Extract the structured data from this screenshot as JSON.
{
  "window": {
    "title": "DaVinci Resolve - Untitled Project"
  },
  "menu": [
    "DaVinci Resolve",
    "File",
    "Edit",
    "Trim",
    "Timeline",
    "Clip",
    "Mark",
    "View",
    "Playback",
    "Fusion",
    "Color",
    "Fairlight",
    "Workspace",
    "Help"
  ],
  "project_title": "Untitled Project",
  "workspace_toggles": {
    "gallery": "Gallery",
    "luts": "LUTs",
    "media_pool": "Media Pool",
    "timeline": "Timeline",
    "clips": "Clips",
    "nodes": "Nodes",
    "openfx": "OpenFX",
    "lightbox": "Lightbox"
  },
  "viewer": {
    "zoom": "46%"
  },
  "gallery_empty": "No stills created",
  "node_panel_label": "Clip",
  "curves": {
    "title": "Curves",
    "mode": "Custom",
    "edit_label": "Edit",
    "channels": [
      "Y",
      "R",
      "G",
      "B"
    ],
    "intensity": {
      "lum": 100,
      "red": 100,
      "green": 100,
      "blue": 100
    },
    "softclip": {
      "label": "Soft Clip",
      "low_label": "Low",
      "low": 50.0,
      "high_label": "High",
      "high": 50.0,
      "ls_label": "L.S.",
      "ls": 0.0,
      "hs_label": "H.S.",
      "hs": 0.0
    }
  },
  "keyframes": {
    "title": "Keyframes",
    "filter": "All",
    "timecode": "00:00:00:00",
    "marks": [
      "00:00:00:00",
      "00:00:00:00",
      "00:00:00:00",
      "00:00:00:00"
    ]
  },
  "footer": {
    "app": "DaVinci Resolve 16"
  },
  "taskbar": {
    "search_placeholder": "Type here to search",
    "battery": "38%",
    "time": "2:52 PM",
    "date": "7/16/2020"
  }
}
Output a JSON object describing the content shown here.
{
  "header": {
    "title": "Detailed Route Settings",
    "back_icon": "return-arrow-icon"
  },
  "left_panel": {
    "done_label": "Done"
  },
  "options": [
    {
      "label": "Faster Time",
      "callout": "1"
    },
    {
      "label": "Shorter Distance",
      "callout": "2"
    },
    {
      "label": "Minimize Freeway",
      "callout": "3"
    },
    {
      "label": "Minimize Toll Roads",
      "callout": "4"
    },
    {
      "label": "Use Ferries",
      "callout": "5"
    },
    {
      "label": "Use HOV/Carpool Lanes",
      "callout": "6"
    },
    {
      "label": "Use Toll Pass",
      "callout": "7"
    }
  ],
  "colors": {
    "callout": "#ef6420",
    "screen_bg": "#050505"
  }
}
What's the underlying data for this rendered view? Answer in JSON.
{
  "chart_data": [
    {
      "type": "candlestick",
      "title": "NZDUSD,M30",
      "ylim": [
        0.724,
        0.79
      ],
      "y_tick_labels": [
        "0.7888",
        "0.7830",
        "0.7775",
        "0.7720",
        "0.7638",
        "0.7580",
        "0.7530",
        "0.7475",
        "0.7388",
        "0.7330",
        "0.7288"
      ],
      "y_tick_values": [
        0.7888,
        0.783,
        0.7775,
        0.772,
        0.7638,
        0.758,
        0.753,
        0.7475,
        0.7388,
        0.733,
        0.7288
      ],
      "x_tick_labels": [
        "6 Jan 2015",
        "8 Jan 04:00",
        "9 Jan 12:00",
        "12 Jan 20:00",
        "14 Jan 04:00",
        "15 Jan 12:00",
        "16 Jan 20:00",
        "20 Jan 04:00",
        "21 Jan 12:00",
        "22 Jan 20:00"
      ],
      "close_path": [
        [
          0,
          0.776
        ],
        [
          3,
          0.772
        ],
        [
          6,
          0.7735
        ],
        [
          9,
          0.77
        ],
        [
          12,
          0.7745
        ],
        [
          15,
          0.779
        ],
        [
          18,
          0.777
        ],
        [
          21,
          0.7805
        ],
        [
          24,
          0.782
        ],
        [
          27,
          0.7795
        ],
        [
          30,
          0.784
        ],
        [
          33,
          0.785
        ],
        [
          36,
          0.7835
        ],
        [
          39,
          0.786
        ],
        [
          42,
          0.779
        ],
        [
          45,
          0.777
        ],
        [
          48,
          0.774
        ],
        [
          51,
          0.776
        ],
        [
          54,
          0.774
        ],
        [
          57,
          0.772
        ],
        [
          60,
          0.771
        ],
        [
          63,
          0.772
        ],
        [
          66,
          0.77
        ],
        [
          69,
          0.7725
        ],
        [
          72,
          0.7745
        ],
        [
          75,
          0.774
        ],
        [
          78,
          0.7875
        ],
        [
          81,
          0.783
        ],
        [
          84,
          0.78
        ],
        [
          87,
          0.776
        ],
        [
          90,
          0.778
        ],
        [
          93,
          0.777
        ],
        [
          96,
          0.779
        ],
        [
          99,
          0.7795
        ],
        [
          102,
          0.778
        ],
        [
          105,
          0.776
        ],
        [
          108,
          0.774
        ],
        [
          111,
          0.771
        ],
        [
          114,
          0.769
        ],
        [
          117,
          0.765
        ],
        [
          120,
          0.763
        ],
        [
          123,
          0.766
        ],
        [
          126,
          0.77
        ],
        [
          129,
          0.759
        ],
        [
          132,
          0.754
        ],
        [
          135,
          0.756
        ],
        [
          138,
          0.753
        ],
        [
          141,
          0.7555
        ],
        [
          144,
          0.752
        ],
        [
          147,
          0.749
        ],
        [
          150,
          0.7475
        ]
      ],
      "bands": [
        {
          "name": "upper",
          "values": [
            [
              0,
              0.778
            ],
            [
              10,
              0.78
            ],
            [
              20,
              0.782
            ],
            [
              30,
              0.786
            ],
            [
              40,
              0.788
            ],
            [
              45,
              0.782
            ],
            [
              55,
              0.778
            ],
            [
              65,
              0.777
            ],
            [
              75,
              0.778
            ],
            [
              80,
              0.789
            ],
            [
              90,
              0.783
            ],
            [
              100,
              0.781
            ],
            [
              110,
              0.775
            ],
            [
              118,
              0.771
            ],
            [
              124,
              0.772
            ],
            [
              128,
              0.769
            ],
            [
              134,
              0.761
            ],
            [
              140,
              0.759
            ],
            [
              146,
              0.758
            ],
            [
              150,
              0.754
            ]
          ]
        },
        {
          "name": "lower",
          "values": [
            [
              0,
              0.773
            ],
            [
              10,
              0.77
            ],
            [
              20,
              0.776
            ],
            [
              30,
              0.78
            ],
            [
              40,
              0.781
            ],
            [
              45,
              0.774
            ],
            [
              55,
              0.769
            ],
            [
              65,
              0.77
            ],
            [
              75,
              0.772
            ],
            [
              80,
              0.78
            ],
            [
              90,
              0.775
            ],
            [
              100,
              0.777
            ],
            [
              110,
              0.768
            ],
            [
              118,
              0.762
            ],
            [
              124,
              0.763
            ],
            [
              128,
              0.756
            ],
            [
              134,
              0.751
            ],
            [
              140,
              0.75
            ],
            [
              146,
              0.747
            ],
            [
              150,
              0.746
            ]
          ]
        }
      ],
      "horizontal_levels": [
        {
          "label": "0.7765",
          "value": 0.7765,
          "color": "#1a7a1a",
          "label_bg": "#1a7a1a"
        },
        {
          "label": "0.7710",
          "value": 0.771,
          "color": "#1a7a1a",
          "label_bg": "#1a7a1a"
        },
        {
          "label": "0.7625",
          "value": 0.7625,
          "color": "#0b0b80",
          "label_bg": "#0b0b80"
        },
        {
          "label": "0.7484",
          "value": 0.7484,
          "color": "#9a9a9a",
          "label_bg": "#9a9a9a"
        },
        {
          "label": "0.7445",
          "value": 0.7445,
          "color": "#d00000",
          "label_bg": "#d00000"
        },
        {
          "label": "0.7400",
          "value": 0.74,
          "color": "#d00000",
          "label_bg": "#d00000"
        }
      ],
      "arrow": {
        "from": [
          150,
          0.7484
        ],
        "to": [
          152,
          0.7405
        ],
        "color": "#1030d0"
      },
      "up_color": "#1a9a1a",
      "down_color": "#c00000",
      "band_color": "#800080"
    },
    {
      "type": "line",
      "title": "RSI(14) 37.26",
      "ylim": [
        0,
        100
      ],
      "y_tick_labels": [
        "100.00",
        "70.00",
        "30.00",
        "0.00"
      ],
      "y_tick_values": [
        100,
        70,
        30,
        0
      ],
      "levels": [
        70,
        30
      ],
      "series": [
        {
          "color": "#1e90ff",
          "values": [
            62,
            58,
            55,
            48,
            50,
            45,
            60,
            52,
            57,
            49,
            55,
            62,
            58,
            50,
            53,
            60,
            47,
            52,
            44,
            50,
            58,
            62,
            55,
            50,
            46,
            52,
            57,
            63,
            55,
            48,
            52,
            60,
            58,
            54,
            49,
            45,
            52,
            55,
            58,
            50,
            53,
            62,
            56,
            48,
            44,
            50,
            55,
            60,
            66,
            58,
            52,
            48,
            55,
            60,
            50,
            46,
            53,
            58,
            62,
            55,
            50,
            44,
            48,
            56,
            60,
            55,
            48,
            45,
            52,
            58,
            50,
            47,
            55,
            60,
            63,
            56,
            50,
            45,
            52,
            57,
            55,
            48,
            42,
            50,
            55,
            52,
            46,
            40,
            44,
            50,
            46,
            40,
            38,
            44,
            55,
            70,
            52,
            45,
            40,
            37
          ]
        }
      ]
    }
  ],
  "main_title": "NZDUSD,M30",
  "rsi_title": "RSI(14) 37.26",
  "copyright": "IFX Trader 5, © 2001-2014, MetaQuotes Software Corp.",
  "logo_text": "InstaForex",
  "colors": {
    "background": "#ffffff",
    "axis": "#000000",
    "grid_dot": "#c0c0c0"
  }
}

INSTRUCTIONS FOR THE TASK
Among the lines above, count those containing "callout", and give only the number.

TASK OUTPUT
8